What you are asked to do =>
Output every entry exactly as it appears.

Start of Record extracts

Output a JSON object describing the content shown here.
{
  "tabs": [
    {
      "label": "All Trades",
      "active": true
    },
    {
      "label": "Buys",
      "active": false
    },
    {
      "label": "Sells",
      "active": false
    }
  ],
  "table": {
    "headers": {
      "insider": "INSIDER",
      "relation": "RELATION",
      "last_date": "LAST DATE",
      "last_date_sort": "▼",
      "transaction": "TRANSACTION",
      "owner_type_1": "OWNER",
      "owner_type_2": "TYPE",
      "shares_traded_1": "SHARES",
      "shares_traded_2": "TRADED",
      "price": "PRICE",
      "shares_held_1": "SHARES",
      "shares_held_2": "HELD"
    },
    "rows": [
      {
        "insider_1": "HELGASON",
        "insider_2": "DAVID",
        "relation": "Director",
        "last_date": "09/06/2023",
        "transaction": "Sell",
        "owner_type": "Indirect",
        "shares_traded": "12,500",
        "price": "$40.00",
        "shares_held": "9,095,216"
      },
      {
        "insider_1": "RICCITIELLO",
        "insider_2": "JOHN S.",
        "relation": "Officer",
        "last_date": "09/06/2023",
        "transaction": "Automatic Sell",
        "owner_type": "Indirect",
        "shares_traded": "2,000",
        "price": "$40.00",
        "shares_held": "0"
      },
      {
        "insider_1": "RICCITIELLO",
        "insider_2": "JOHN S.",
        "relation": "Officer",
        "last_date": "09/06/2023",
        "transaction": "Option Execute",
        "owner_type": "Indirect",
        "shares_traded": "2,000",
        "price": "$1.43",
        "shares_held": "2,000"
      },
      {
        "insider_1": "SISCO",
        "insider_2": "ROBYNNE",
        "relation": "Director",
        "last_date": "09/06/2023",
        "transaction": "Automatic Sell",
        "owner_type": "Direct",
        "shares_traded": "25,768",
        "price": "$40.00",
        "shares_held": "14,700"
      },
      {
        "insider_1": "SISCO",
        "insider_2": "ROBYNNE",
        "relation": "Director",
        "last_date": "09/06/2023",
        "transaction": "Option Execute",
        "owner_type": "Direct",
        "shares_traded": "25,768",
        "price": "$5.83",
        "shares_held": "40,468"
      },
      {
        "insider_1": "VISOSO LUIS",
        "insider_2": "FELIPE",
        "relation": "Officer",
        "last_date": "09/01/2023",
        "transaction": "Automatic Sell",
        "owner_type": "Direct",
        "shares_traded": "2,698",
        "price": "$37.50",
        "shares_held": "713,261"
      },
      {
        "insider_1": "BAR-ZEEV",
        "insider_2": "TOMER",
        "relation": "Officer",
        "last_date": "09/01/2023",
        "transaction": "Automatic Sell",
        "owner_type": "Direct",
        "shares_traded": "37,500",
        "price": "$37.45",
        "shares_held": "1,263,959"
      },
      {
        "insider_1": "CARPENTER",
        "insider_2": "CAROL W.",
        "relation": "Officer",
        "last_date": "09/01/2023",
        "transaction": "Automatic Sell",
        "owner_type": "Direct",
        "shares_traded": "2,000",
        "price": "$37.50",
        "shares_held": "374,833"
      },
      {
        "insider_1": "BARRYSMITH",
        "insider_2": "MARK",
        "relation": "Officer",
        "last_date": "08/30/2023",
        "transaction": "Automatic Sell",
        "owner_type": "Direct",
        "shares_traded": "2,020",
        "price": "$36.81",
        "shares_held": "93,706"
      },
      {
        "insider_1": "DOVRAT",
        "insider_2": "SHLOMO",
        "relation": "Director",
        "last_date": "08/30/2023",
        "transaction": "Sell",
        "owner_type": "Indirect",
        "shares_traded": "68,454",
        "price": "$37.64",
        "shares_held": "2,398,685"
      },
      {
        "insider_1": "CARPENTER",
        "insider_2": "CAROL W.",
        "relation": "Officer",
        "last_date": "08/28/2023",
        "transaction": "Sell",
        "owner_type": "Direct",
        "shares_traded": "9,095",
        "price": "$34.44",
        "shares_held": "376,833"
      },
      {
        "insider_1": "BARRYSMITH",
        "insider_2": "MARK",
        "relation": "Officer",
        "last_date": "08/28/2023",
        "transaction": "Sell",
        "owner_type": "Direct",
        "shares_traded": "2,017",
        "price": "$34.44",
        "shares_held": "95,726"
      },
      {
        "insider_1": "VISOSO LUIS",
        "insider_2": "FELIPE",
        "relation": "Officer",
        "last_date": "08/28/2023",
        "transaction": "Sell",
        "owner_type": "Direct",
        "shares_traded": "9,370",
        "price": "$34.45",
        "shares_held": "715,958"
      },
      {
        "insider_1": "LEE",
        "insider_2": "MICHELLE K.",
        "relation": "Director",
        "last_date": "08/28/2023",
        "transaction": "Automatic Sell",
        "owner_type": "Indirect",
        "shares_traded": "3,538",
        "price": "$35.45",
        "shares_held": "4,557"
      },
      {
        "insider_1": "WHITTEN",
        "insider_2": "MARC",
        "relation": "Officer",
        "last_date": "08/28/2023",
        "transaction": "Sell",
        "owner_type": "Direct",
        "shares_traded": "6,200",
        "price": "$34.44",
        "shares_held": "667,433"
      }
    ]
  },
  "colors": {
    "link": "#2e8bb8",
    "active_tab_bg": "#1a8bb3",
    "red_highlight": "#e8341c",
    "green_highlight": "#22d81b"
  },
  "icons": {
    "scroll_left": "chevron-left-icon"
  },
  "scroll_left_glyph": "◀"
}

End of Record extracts

Answer to this task =>
Output a JSON object describing the content shown here.
{
  "tabs": [
    {
      "label": "All Trades",
      "active": true
    },
    {
      "label": "Buys",
      "active": false
    },
    {
      "label": "Sells",
      "active": false
    }
  ],
  "table": {
    "headers": {
      "insider": "INSIDER",
      "relation": "RELATION",
      "last_date": "LAST DATE",
      "last_date_sort": "▼",
      "transaction": "TRANSACTION",
      "owner_type_1": "OWNER",
      "owner_type_2": "TYPE",
      "shares_traded_1": "SHARES",
      "shares_traded_2": "TRADED",
      "price": "PRICE",
      "shares_held_1": "SHARES",
      "shares_held_2": "HELD"
    },
    "rows": [
      {
        "insider_1": "HELGASON",
        "insider_2": "DAVID",
        "relation": "Director",
        "last_date": "09/06/2023",
        "transaction": "Sell",
        "owner_type": "Indirect",
        "shares_traded": "12,500",
        "price": "$40.00",
        "shares_held": "9,095,216"
      },
      {
        "insider_1": "RICCITIELLO",
        "insider_2": "JOHN S.",
        "relation": "Officer",
        "last_date": "09/06/2023",
        "transaction": "Automatic Sell",
        "owner_type": "Indirect",
        "shares_traded": "2,000",
        "price": "$40.00",
        "shares_held": "0"
      },
      {
        "insider_1": "RICCITIELLO",
        "insider_2": "JOHN S.",
        "relation": "Officer",
        "last_date": "09/06/2023",
        "transaction": "Option Execute",
        "owner_type": "Indirect",
        "shares_traded": "2,000",
        "price": "$1.43",
        "shares_held": "2,000"
      },
      {
        "insider_1": "SISCO",
        "insider_2": "ROBYNNE",
        "relation": "Director",
        "last_date": "09/06/2023",
        "transaction": "Automatic Sell",
        "owner_type": "Direct",
        "shares_traded": "25,768",
        "price": "$40.00",
        "shares_held": "14,700"
      },
      {
        "insider_1": "SISCO",
        "insider_2": "ROBYNNE",
        "relation": "Director",
        "last_date": "09/06/2023",
        "transaction": "Option Execute",
        "owner_type": "Direct",
        "shares_traded": "25,768",
        "price": "$5.83",
        "shares_held": "40,468"
      },
      {
        "insider_1": "VISOSO LUIS",
        "insider_2": "FELIPE",
        "relation": "Officer",
        "last_date": "09/01/2023",
        "transaction": "Automatic Sell",
        "owner_type": "Direct",
        "shares_traded": "2,698",
        "price": "$37.50",
        "shares_held": "713,261"
      },
      {
        "insider_1": "BAR-ZEEV",
        "insider_2": "TOMER",
        "relation": "Officer",
        "last_date": "09/01/2023",
        "transaction": "Automatic Sell",
        "owner_type": "Direct",
        "shares_traded": "37,500",
        "price": "$37.45",
        "shares_held": "1,263,959"
      },
      {
        "insider_1": "CARPENTER",
        "insider_2": "CAROL W.",
        "relation": "Officer",
        "last_date": "09/01/2023",
        "transaction": "Automatic Sell",
        "owner_type": "Direct",
        "shares_traded": "2,000",
        "price": "$37.50",
        "shares_held": "374,833"
      },
      {
        "insider_1": "BARRYSMITH",
        "insider_2": "MARK",
        "relation": "Officer",
        "last_date": "08/30/2023",
        "transaction": "Automatic Sell",
        "owner_type": "Direct",
        "shares_traded": "2,020",
        "price": "$36.81",
        "shares_held": "93,706"
      },
      {
        "insider_1": "DOVRAT",
        "insider_2": "SHLOMO",
        "relation": "Director",
        "last_date": "08/30/2023",
        "transaction": "Sell",
        "owner_type": "Indirect",
        "shares_traded": "68,454",
        "price": "$37.64",
        "shares_held": "2,398,685"
      },
      {
        "insider_1": "CARPENTER",
        "insider_2": "CAROL W.",
        "relation": "Officer",
        "last_date": "08/28/2023",
        "transaction": "Sell",
        "owner_type": "Direct",
        "shares_traded": "9,095",
        "price": "$34.44",
        "shares_held": "376,833"
      },
      {
        "insider_1": "BARRYSMITH",
        "insider_2": "MARK",
        "relation": "Officer",
        "last_date": "08/28/2023",
        "transaction": "Sell",
        "owner_type": "Direct",
        "shares_traded": "2,017",
        "price": "$34.44",
        "shares_held": "95,726"
      },
      {
        "insider_1": "VISOSO LUIS",
        "insider_2": "FELIPE",
        "relation": "Officer",
        "last_date": "08/28/2023",
        "transaction": "Sell",
        "owner_type": "Direct",
        "shares_traded": "9,370",
        "price": "$34.45",
        "shares_held": "715,958"
      },
      {
        "insider_1": "LEE",
        "insider_2": "MICHELLE K.",
        "relation": "Director",
        "last_date": "08/28/2023",
        "transaction": "Automatic Sell",
        "owner_type": "Indirect",
        "shares_traded": "3,538",
        "price": "$35.45",
        "shares_held": "4,557"
      },
      {
        "insider_1": "WHITTEN",
        "insider_2": "MARC",
        "relation": "Officer",
        "last_date": "08/28/2023",
        "transaction": "Sell",
        "owner_type": "Direct",
        "shares_traded": "6,200",
        "price": "$34.44",
        "shares_held": "667,433"
      }
    ]
  },
  "colors": {
    "link": "#2e8bb8",
    "active_tab_bg": "#1a8bb3",
    "red_highlight": "#e8341c",
    "green_highlight": "#22d81b"
  },
  "icons": {
    "scroll_left": "chevron-left-icon"
  },
  "scroll_left_glyph": "◀"
}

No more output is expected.